[Website and app data records]

______________________________

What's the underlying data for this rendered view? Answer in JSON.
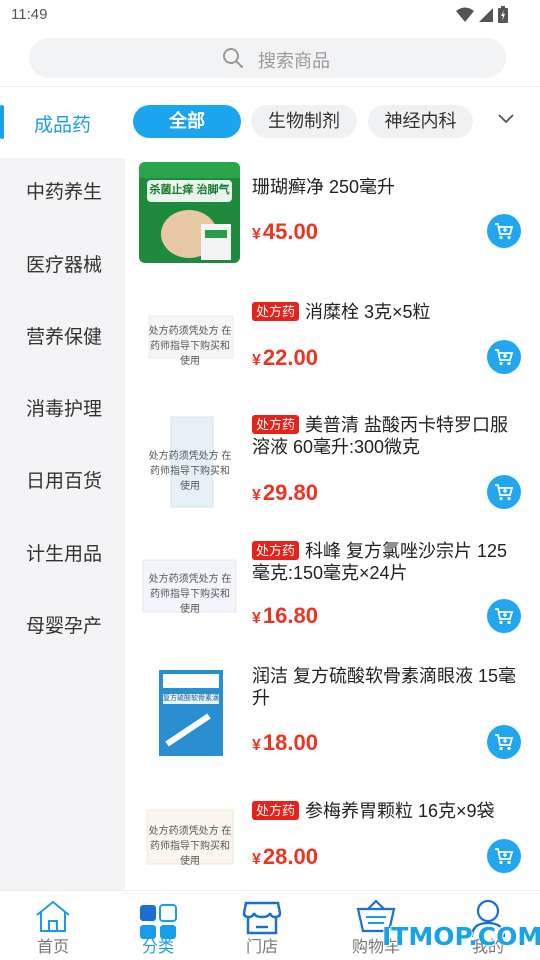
{
  "status_bar": {
    "time": "11:49"
  },
  "search": {
    "placeholder": "搜索商品"
  },
  "categories": {
    "active": "成品药",
    "items": [
      "中药养生",
      "医疗器械",
      "营养保健",
      "消毒护理",
      "日用百货",
      "计生用品",
      "母婴孕产"
    ]
  },
  "tabs": [
    {
      "label": "全部",
      "active": true
    },
    {
      "label": "生物制剂",
      "active": false
    },
    {
      "label": "神经内科",
      "active": false
    }
  ],
  "products": [
    {
      "name": "珊瑚癣净 250毫升",
      "rx": "",
      "price": "45.00",
      "image_text": "杀菌止痒 治脚气"
    },
    {
      "name": "消糜栓 3克×5粒",
      "rx": "处方药",
      "price": "22.00",
      "image_text": "处方药须凭处方 在药师指导下购买和使用"
    },
    {
      "name": "美普清 盐酸丙卡特罗口服溶液 60毫升:300微克",
      "rx": "处方药",
      "price": "29.80",
      "image_text": "处方药须凭处方 在药师指导下购买和使用"
    },
    {
      "name": "科峰 复方氯唑沙宗片 125毫克:150毫克×24片",
      "rx": "处方药",
      "price": "16.80",
      "image_text": "处方药须凭处方 在药师指导下购买和使用"
    },
    {
      "name": "润洁 复方硫酸软骨素滴眼液 15毫升",
      "rx": "",
      "price": "18.00",
      "image_text": "复方硫酸软骨素滴眼液"
    },
    {
      "name": "参梅养胃颗粒 16克×9袋",
      "rx": "处方药",
      "price": "28.00",
      "image_text": "处方药须凭处方 在药师指导下购买和使用"
    }
  ],
  "currency": "¥",
  "bottom_nav": [
    {
      "label": "首页",
      "icon": "home-icon"
    },
    {
      "label": "分类",
      "icon": "category-icon",
      "active": true
    },
    {
      "label": "门店",
      "icon": "store-icon"
    },
    {
      "label": "购物车",
      "icon": "cart-icon"
    },
    {
      "label": "我的",
      "icon": "user-icon"
    }
  ],
  "watermark": "ITMOP.COM",
  "colors": {
    "accent": "#1aa5ee",
    "price": "#ee3322",
    "rx_badge": "#e5231b"
  }
}
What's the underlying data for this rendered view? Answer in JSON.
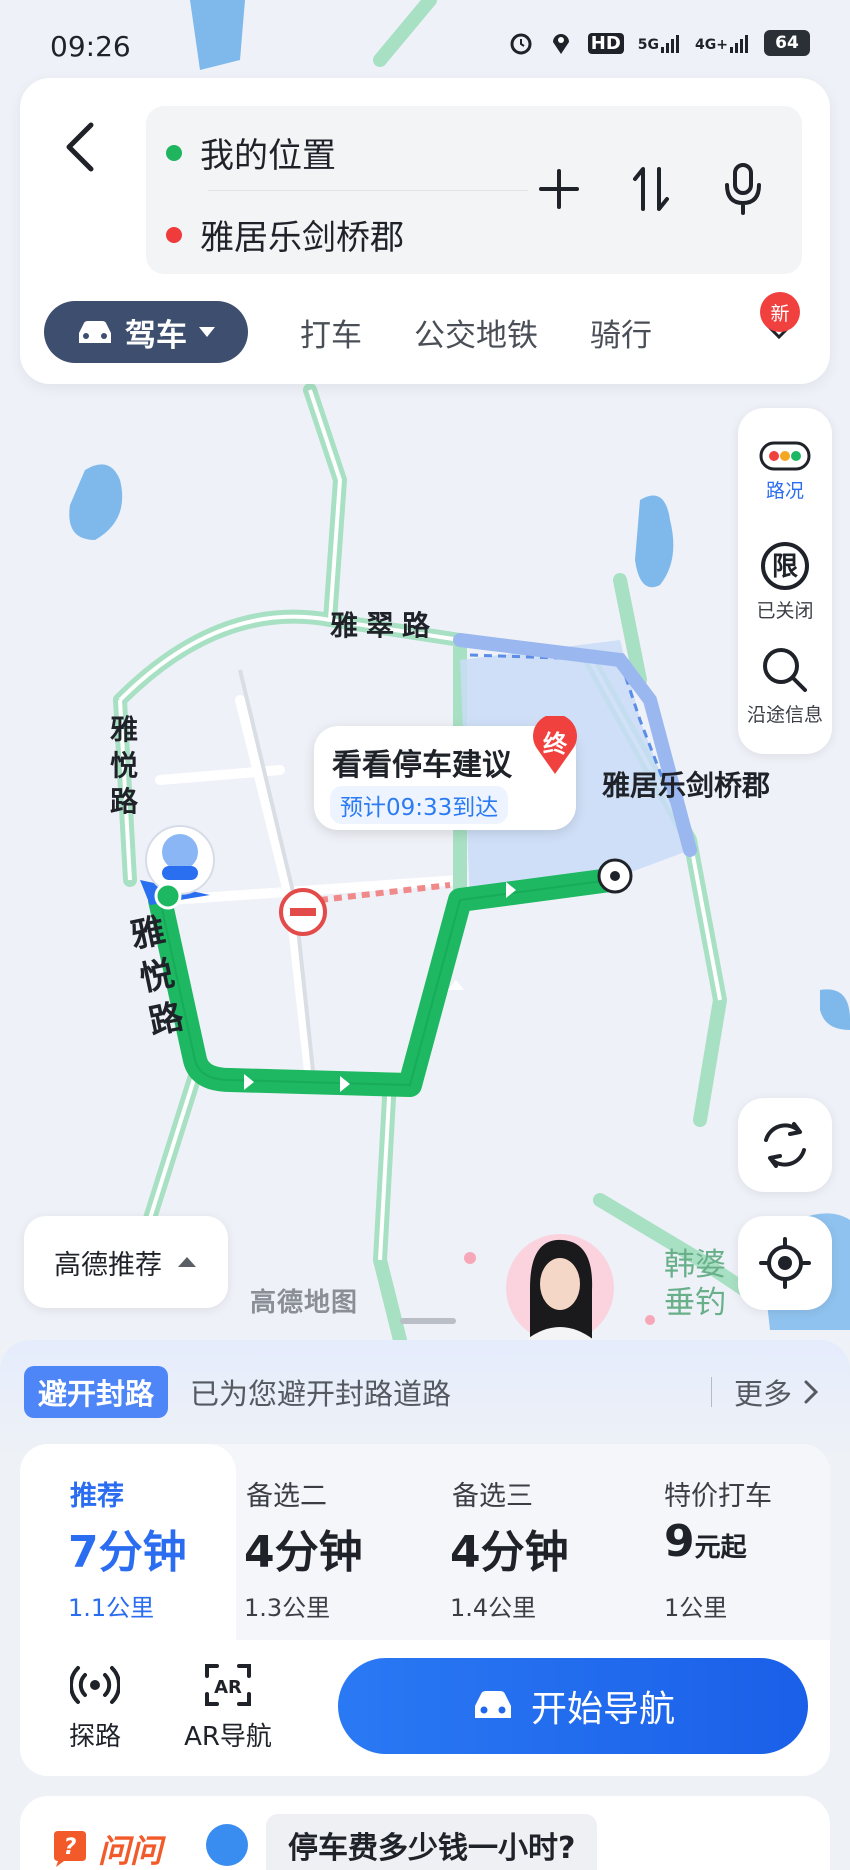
{
  "status_bar": {
    "time": "09:26",
    "network_labels": [
      "HD",
      "5G",
      "4G+"
    ],
    "battery": "64"
  },
  "route_input": {
    "origin": "我的位置",
    "destination": "雅居乐剑桥郡",
    "origin_dot_color": "#1fb55e",
    "destination_dot_color": "#ef3b3b"
  },
  "modes": {
    "active": "驾车",
    "items": [
      "打车",
      "公交地铁",
      "骑行"
    ],
    "new_badge": "新"
  },
  "right_tools": {
    "traffic": "路况",
    "restriction": "已关闭",
    "restriction_glyph": "限",
    "along_route": "沿途信息"
  },
  "map": {
    "road_labels": [
      "雅翠路",
      "雅悦路",
      "雅悦路"
    ],
    "destination_label": "雅居乐剑桥郡",
    "end_marker": "终",
    "tip_title": "看看停车建议",
    "tip_eta": "预计09:33到达",
    "watermark": "高德地图",
    "side_poi": "韩婆\n垂钓",
    "route_color": "#1db861"
  },
  "recommend_button": "高德推荐",
  "avoid": {
    "tag": "避开封路",
    "text": "已为您避开封路道路",
    "more": "更多"
  },
  "routes": [
    {
      "label": "推荐",
      "time": "7分钟",
      "distance": "1.1公里"
    },
    {
      "label": "备选二",
      "time": "4分钟",
      "distance": "1.3公里"
    },
    {
      "label": "备选三",
      "time": "4分钟",
      "distance": "1.4公里"
    },
    {
      "label": "特价打车",
      "price": "9",
      "price_unit": "元起",
      "distance": "1公里"
    }
  ],
  "actions": {
    "probe": "探路",
    "ar": "AR导航",
    "start": "开始导航"
  },
  "ask": {
    "logo": "问问",
    "question": "停车费多少钱一小时?"
  }
}
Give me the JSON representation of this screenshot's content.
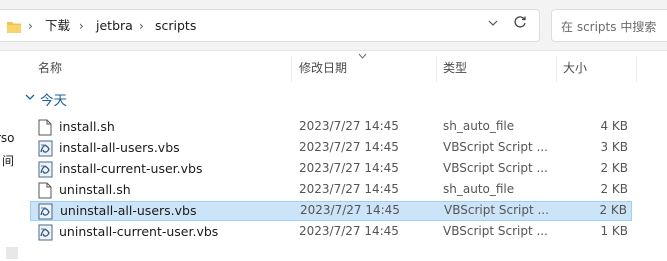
{
  "address_bar": {
    "folder_icon": "folder-icon",
    "breadcrumbs": [
      "下载",
      "jetbra",
      "scripts"
    ],
    "separator": "›",
    "dropdown_icon": "chevron-down-icon",
    "refresh_icon": "refresh-icon",
    "refresh_glyph": "C"
  },
  "search": {
    "placeholder": "在 scripts 中搜索"
  },
  "left_pane": {
    "partial_labels": [
      "rso",
      "间"
    ]
  },
  "columns": {
    "name": "名称",
    "date": "修改日期",
    "type": "类型",
    "size": "大小"
  },
  "group": {
    "label": "今天",
    "chevron": "∨"
  },
  "files": [
    {
      "name": "install.sh",
      "date": "2023/7/27 14:45",
      "type": "sh_auto_file",
      "size": "4 KB",
      "icon": "text-file-icon",
      "selected": false
    },
    {
      "name": "install-all-users.vbs",
      "date": "2023/7/27 14:45",
      "type": "VBScript Script ...",
      "size": "3 KB",
      "icon": "vbscript-file-icon",
      "selected": false
    },
    {
      "name": "install-current-user.vbs",
      "date": "2023/7/27 14:45",
      "type": "VBScript Script ...",
      "size": "2 KB",
      "icon": "vbscript-file-icon",
      "selected": false
    },
    {
      "name": "uninstall.sh",
      "date": "2023/7/27 14:45",
      "type": "sh_auto_file",
      "size": "2 KB",
      "icon": "text-file-icon",
      "selected": false
    },
    {
      "name": "uninstall-all-users.vbs",
      "date": "2023/7/27 14:45",
      "type": "VBScript Script ...",
      "size": "2 KB",
      "icon": "vbscript-file-icon",
      "selected": true
    },
    {
      "name": "uninstall-current-user.vbs",
      "date": "2023/7/27 14:45",
      "type": "VBScript Script ...",
      "size": "1 KB",
      "icon": "vbscript-file-icon",
      "selected": false
    }
  ],
  "colors": {
    "accent": "#1f5fa8",
    "selection_bg": "#cce4f7",
    "selection_border": "#99d1ff"
  }
}
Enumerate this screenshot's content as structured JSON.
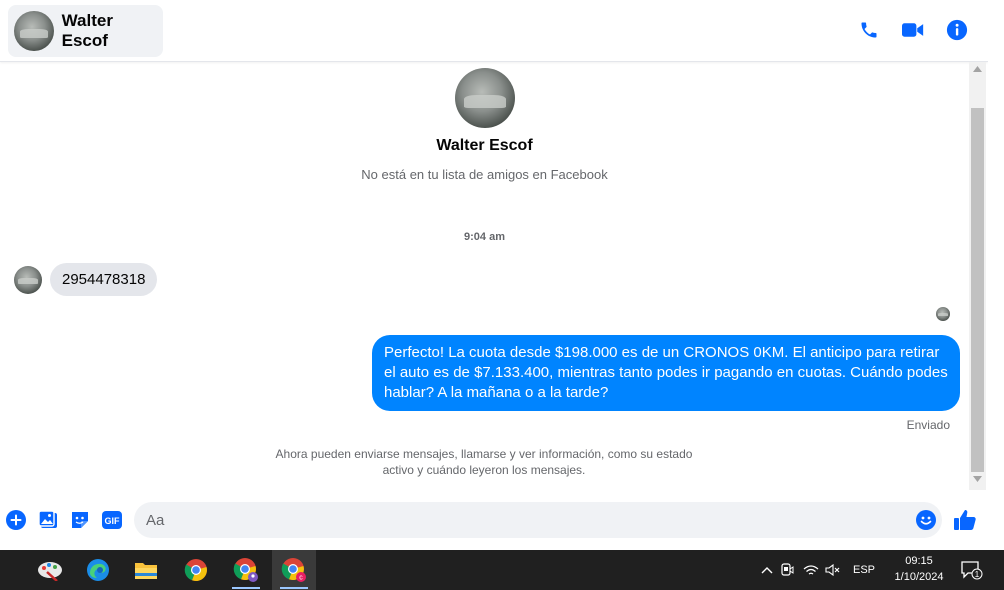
{
  "header": {
    "contact_name": "Walter Escof",
    "actions": [
      {
        "icon": "phone-icon"
      },
      {
        "icon": "video-camera-icon"
      },
      {
        "icon": "info-icon"
      }
    ]
  },
  "profile": {
    "name": "Walter Escof",
    "subtitle": "No está en tu lista de amigos en Facebook"
  },
  "conversation": {
    "timestamp": "9:04 am",
    "incoming": [
      {
        "text": "2954478318"
      }
    ],
    "outgoing": [
      {
        "text": "Perfecto! La cuota desde $198.000 es de un CRONOS 0KM. El anticipo para retirar el auto es de $7.133.400, mientras tanto podes ir pagando en cuotas. Cuándo podes hablar? A la mañana o a la tarde?"
      }
    ],
    "status": "Enviado",
    "notice": "Ahora pueden enviarse mensajes, llamarse y ver información, como su estado activo y cuándo leyeron los mensajes."
  },
  "composer": {
    "placeholder": "Aa",
    "icons": [
      "add-icon",
      "photo-icon",
      "sticker-icon",
      "gif-icon",
      "emoji-icon",
      "like-icon"
    ],
    "gif_label": "GIF"
  },
  "colors": {
    "accent": "#0084ff",
    "icon_blue": "#0866ff",
    "bubble_in": "#e4e6eb",
    "taskbar": "#202020"
  },
  "taskbar": {
    "apps": [
      "paint-icon",
      "edge-icon",
      "file-explorer-icon",
      "chrome-icon",
      "chrome-profile-icon",
      "chrome-profile-c-icon"
    ],
    "language": "ESP",
    "time": "09:15",
    "date": "1/10/2024",
    "notification_count": "1"
  }
}
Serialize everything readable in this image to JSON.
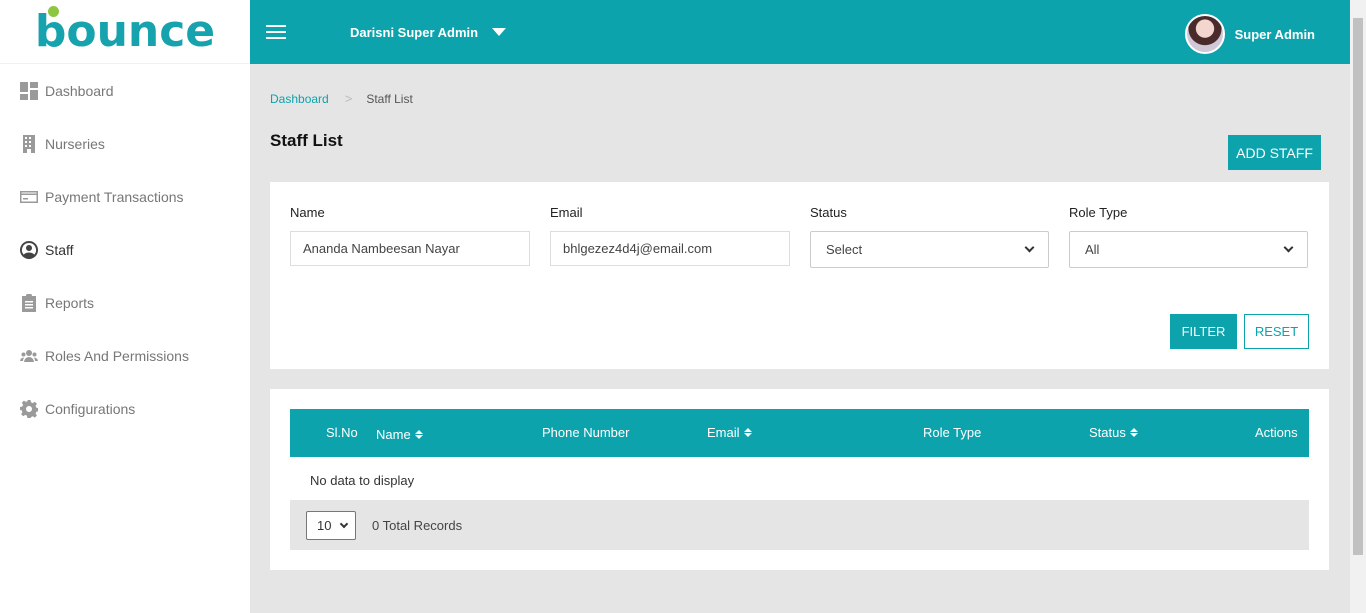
{
  "brand": {
    "logo_text": "bounce"
  },
  "header": {
    "admin_select": "Darisni Super Admin",
    "user_name": "Super Admin"
  },
  "sidebar": {
    "items": [
      {
        "label": "Dashboard",
        "icon": "dashboard-icon"
      },
      {
        "label": "Nurseries",
        "icon": "building-icon"
      },
      {
        "label": "Payment Transactions",
        "icon": "credit-card-icon"
      },
      {
        "label": "Staff",
        "icon": "user-circle-icon",
        "active": true
      },
      {
        "label": "Reports",
        "icon": "clipboard-icon"
      },
      {
        "label": "Roles And Permissions",
        "icon": "users-icon"
      },
      {
        "label": "Configurations",
        "icon": "gear-icon"
      }
    ]
  },
  "breadcrumb": {
    "home": "Dashboard",
    "separator": ">",
    "current": "Staff List"
  },
  "page": {
    "title": "Staff List",
    "add_button": "ADD STAFF"
  },
  "filters": {
    "name_label": "Name",
    "name_value": "Ananda Nambeesan Nayar",
    "email_label": "Email",
    "email_value": "bhlgezez4d4j@email.com",
    "status_label": "Status",
    "status_value": "Select",
    "role_label": "Role Type",
    "role_value": "All",
    "filter_button": "FILTER",
    "reset_button": "RESET"
  },
  "table": {
    "columns": [
      "Sl.No",
      "Name",
      "Phone Number",
      "Email",
      "Role Type",
      "Status",
      "Actions"
    ],
    "empty_message": "No data to display",
    "page_size": "10",
    "total_records": "0 Total Records"
  },
  "colors": {
    "accent": "#0ca3ad",
    "logo_dot": "#8dc63f"
  }
}
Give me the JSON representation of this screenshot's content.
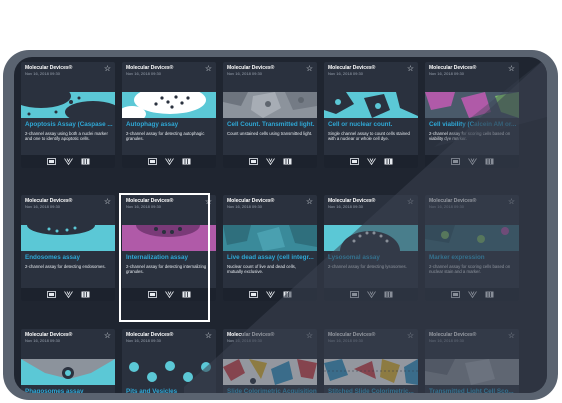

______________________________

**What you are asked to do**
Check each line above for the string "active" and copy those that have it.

**Exercise response**
    "active": "成品药",
      "active": true
      "active": false
      "active": false
      "active": true
    "active": "驾车",
        "active": true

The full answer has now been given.